It doesn't feel like it has been a year. It is really mind blowing. A year sounds like so much time--so long. I am not ready for it to be a year. People think a year is so far away. But it isn't enough time. I am not healed. Sure, healING, but as I said before, I still have a-ways to go. I am afraid of forgetting. I afraid of the day when there will be more time without Dad than we had with him. I hate that there is so much that I want to tell him and so much I wish I could talk to him about. I am afraid of forgetting his voice. I am ashamed of the days that I don't look at his pictures on the wall in my house. I think of him constantly.
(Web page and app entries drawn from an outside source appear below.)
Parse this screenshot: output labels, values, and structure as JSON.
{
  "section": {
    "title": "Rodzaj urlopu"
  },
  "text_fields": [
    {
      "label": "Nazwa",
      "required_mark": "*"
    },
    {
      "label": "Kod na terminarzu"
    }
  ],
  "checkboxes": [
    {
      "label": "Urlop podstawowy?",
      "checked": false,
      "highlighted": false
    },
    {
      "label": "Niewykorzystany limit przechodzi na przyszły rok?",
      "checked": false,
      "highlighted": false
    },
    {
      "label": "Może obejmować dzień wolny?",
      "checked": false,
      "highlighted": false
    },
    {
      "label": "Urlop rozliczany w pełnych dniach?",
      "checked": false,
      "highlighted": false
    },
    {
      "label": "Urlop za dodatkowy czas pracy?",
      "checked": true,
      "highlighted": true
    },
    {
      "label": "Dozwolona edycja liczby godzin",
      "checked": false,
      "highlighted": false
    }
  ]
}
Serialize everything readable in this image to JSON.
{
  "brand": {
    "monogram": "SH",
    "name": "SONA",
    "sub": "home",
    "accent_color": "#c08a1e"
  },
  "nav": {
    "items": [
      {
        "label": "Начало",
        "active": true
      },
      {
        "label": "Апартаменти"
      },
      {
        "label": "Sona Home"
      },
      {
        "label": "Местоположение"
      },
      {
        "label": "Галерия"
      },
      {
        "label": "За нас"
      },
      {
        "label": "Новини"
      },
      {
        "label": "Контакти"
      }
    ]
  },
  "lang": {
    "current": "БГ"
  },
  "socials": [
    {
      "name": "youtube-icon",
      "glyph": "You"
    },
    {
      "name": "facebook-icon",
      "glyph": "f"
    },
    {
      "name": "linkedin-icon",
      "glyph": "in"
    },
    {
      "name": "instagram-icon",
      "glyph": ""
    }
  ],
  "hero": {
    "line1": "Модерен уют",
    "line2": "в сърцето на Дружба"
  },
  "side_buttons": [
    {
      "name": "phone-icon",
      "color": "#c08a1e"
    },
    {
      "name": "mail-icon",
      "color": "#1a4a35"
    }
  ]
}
I am happy when I realize that I have a quirk that is like his. I am happy when I hear a song that reminds me of him or a friend makes a reference to The Prisoner in a show directly after I was thinking of him.

I am happy knowing that he is with his daddy and mama's daddy and his old dogs and Honey and Bumble and all our old cats. I know he is up in Heaven giggling and turning red talking with legendary musicians and old friends.

I talk to him a lot in my head and I see him on occasion in my dreams.

A year.

Much love to my wonderful family and everyone who loved Papa Reid on this difficult day.


I know David is looking down from Heaven continuing to beam with pride for his baby girl...Thank you for sharing your thoughts..your writing touches me..and teaches me...

Erica, this was so incredibly beautiful and touching. Thank you for sharing it. My prayers and thoughts are with you all.

i lost my dad to the same ungodly disease as yours 22 years ago thanksgiving. i still miss him. there has been so much going on in my life and i wanted him to know about. the most important is that i have 5 grankids now. he would have loved that. it gets better but it stays with you forever.


I am a friend of Baldman and Waldie here in SC. I talked with them last night about how moved I was by your posts on the Anniversary of your father's death. I read one of them at work and had to spend a while composing myself before I could emerge from my office. There were tears of sorrow and tears of recognition.

Your writing is beautifully and hauntingly evocative of the times and places you describe. I read your posts and found myself in the room with you and the rest of your family as you reassured your father he would be missed but that it was OK for him to go. I had the same experience with my own father five years ago, just before I met B&W. You never forget it.

I could read in your posts the distillation of many, many hours spent thinking about, remembering, loving and honoring your Dad. Thank you for taking the time and investing the emotions into telling your story.

RIP, David.